Also different to the first game is the fact that you can now have up to three party members with you, making a party of four. In the previous game you just had one companion. It makes this sequel much more involving, and probably a lot more interesting. Actually, it is a much more ‘well-rounded’ game, this sequel, although not without its problems. Initially I struggled to get the camera to do what I wanted it to do, and almost gave up, but carried on in the hope that it would get better. It did, with some practise, but it took a while for me to get used to the interface (not to mention quite a few deaths).
Overall: Neverwinter Nights 2 is a fine, tactical RPG. It looks great; plays like a dream (now most of the bugs have been ironed-out), and is a worthy follow-up to a great title. It’s definitely worth a look if you like RPGs but have never played it, so look out for it in the next GOG.com sale.
The third and final game in the Mother series, Mother 3, was released in Japan only in 2006 for the Nintendo Game Boy Advance.
Nintendo published the game, with development by Brownie Brown and HAL Laboratory – directed by Nobuyuki Inhoue and written by series creator Shigesato Itoi.
The story of a young boy (called Lucas) with psychic abilities, Mother 3 is another party-based level-grinder with endless random combat and nice typography.
Mother 3 was a critical and commercial success in Japan when first released, although Nintendo didn’t even bother with a North American or European release, which is strange considering that EarthBound (aka Mother 2) got an official translation.
Anyway, it didn’t really matter because translation groups soon hacked the roms and gave us the full game in English, unofficially.
Mother 3 is arguably the best game in the entire Mother trilogy. All the characters and enemies are better developed and drawn in this game, and also the game mechanics and menus benefit from previous experience. There’s a real sense of quality in every aspect of the game and the subtle satire helps the story from going stale as you progress. Combat is as mesmerising and as challenging as ever, and the enemies are just as weird as we’ve come to expect in a Mother game. Barking.

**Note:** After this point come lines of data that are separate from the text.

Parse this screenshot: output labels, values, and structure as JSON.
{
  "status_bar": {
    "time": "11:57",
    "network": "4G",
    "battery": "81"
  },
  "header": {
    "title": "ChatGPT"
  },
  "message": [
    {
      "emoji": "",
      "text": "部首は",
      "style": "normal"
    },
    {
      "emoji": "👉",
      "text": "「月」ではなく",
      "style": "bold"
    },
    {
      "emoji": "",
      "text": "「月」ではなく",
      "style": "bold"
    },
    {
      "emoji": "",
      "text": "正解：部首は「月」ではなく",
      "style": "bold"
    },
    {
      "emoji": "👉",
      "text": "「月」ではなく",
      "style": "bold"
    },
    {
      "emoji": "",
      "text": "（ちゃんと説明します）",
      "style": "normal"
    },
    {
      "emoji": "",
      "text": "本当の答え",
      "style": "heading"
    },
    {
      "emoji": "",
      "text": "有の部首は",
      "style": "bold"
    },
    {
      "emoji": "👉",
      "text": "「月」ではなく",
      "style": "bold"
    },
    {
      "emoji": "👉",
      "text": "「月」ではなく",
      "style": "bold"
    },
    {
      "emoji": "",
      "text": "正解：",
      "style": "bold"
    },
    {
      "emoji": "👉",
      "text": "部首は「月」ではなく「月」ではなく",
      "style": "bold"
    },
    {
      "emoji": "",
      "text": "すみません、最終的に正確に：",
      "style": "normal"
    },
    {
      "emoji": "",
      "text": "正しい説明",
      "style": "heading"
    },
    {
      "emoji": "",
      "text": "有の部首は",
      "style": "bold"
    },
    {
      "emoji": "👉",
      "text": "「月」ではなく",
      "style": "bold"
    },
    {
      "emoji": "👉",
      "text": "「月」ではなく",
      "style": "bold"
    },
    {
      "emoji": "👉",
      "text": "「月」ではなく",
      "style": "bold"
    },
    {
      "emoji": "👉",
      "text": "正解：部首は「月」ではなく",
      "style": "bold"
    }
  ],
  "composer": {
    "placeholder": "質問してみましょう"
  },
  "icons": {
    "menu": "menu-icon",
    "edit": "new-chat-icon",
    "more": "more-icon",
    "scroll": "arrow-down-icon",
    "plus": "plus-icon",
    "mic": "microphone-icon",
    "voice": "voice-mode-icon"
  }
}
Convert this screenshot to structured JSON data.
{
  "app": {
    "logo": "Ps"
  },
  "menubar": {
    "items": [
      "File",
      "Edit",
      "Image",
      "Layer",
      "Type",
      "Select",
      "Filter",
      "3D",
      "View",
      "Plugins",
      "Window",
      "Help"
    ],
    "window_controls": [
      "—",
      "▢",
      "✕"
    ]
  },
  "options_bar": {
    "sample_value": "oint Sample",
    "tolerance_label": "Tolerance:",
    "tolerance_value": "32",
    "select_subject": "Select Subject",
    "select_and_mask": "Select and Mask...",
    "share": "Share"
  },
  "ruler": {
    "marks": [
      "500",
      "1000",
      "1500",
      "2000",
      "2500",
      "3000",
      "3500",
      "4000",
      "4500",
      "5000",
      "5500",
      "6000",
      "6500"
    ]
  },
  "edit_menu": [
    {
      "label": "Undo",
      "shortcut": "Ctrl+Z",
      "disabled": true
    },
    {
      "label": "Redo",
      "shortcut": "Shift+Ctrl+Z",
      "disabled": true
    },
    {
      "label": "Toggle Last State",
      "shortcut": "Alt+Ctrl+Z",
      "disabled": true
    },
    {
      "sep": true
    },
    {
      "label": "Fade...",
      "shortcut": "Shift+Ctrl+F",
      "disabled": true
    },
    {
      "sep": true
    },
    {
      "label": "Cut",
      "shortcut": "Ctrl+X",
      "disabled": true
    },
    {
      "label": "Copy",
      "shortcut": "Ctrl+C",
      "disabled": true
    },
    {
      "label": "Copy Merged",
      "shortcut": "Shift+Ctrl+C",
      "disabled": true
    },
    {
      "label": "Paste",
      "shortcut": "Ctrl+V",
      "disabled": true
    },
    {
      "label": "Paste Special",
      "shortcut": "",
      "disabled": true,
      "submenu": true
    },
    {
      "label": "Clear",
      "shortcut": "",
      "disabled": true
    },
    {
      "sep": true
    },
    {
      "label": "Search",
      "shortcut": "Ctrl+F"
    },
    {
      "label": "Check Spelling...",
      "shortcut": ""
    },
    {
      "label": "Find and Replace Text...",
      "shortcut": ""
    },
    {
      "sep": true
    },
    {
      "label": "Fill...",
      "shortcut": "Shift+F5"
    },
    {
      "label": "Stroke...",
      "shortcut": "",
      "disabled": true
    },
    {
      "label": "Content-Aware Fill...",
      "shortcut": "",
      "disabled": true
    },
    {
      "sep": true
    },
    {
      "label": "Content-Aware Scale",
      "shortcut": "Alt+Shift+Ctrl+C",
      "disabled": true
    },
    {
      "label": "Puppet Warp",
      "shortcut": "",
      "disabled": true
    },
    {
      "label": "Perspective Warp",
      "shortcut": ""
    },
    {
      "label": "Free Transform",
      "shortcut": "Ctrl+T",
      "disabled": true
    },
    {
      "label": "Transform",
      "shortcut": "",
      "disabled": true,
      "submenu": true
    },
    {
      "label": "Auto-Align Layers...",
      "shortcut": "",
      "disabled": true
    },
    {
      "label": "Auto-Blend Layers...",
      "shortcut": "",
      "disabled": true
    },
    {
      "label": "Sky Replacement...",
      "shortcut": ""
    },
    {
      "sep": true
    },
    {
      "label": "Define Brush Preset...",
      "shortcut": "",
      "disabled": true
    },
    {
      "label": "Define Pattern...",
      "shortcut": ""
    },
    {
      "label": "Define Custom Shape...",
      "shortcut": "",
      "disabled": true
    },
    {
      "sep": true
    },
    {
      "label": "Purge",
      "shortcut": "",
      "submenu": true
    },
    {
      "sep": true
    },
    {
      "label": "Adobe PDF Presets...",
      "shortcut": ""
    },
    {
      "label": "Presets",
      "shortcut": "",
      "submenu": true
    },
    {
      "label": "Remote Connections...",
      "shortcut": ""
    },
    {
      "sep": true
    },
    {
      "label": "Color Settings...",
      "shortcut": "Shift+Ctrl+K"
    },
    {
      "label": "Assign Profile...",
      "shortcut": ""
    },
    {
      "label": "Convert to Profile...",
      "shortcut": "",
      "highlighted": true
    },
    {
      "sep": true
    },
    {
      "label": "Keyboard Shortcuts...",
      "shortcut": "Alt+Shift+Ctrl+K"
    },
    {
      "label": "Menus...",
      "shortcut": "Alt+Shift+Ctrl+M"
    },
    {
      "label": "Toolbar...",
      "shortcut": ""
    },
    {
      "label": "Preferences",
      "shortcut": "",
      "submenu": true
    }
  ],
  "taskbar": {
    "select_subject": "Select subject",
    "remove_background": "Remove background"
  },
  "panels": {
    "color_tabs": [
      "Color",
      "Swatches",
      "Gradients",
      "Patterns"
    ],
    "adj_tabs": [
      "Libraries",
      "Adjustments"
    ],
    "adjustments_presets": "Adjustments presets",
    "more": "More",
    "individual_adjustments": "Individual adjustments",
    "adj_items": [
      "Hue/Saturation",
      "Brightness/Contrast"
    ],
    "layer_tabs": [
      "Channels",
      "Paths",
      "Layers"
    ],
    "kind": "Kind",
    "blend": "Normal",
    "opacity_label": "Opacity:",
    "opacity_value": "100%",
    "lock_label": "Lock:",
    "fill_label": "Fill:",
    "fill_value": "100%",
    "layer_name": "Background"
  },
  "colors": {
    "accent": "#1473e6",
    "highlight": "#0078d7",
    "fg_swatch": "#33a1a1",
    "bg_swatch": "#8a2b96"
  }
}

Otherwise, Mother 3 is essentially the same great game as one and two, only with all the details changed and the graphics, animation and sound enhanced. 🙂